You, sir, rock.

Stupid fucking teens, media bring “Uncle Hitler” to TV

Japanese TV, in case you hadn’t noticed, flat-out sucks.

Anyone who can defend the mindless crap that counts as television in this country (including such riveting entertainment as having a celebrity attempt to gain 22 pounds in a single week and then make fun of the newly fattened individual) should be locked up in a small cage.

cycoBut wait, there’s more.

On December 4th, pedo-bait “idol” group ℃-ute made an appearance on the television show “Yorosen,” which airs on TV Tokyo. In the segment 世界偉人DEN!, or “Legend(?) of the World’s Great People,” the group of 14-year olds you see here showed up in high school uniforms to discuss none other than 偉人のヒトラー.

Meaning, “The great man that is Hitler.”

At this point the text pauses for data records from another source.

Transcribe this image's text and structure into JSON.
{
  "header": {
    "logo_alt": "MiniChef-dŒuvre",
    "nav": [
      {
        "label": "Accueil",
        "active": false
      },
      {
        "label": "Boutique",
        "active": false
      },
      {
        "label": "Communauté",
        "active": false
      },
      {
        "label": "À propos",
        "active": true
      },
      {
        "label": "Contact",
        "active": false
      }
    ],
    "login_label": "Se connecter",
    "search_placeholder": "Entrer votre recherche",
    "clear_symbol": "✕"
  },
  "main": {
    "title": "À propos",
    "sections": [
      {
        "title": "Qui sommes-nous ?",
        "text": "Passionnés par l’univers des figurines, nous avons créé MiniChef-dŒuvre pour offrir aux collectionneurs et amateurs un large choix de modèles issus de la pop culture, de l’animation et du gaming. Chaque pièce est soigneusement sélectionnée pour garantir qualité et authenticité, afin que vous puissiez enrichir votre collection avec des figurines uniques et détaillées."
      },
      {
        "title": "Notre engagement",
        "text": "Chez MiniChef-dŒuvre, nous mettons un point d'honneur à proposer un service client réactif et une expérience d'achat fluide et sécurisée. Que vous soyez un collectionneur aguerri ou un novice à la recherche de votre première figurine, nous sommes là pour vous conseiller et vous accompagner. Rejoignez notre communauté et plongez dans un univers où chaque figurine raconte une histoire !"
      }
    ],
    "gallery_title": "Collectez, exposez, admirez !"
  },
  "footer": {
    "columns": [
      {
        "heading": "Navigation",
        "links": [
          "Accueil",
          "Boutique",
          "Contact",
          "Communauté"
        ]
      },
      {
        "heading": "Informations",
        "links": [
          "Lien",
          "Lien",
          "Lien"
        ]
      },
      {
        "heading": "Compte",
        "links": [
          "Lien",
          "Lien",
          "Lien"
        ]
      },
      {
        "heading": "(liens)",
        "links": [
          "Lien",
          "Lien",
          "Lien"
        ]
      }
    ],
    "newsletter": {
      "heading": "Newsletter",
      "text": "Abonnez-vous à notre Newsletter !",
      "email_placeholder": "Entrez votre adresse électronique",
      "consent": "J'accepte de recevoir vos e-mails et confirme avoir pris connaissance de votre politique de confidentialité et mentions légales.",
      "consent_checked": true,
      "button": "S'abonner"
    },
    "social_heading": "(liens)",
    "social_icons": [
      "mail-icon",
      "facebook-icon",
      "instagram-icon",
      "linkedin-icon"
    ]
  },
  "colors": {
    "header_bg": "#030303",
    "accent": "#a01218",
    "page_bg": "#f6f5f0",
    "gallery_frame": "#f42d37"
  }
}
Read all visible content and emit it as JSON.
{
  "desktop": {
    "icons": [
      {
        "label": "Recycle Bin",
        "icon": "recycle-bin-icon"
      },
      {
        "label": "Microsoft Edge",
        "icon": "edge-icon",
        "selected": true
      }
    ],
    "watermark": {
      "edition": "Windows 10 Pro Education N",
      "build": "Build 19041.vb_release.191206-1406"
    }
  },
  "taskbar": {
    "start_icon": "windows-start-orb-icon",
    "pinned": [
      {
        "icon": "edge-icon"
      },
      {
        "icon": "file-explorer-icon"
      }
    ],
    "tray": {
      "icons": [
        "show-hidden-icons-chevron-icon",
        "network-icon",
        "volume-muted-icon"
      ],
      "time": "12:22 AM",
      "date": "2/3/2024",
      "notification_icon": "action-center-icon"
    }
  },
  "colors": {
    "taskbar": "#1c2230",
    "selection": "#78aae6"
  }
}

Preceded by a small quiz as to the meaning of “Hitler,” in which the other members of ℃-ute slapped palms to foreheads and exclaimed, “Aargh! I’ve heard that somewhere before. What is it again?” ℃-ute member Saki Nakajima stood at the front of the class and began a lecture on good ol’ ヒトラーおじさん, or “Uncle Hitler,” remarking on the “soothing” manner of his speeches.

If only I were making this up.

The “Uncle Hitler” skit apparently sparked a firestorm on the internets shortly after airing, finally making it into the English-language media this very day, upon which TV Tokyo took the moral route and deleted fucking everything. Yes, the cowards have since removed the YouTube video of the skit, which was available until at least noon today, citing copyright reasons. Spineless bastards.

Japan Probe is hosting an embedded copy of the vid. Should’ve known those damn Probe guys would beat me to the punch. Watch the vid (with English subs, no less) while it lasts.

In their “apology” for the incident, TV Tokyo stated 誤った歴史認識に基づく不適切な内容でした, or, “The content was improper and based upon a mistaken understanding of history.”

Wow, ya think?

Seriously, did no one involved with this consider that maybe — just maybe — it might not be the best of ideas? Did no one pause to say, “Uh, guys, we may want to think about not doing this”?

In a stunningly obtuse follow-up, TV Tokyo remarked, 社内のチェック体制が甘かった, or “Our in-company check system was insufficient.”

Again, ya think?

You idiot child performers. You ignorant managers and program directors. All of you, go get a fucking clue.

Useless pricks.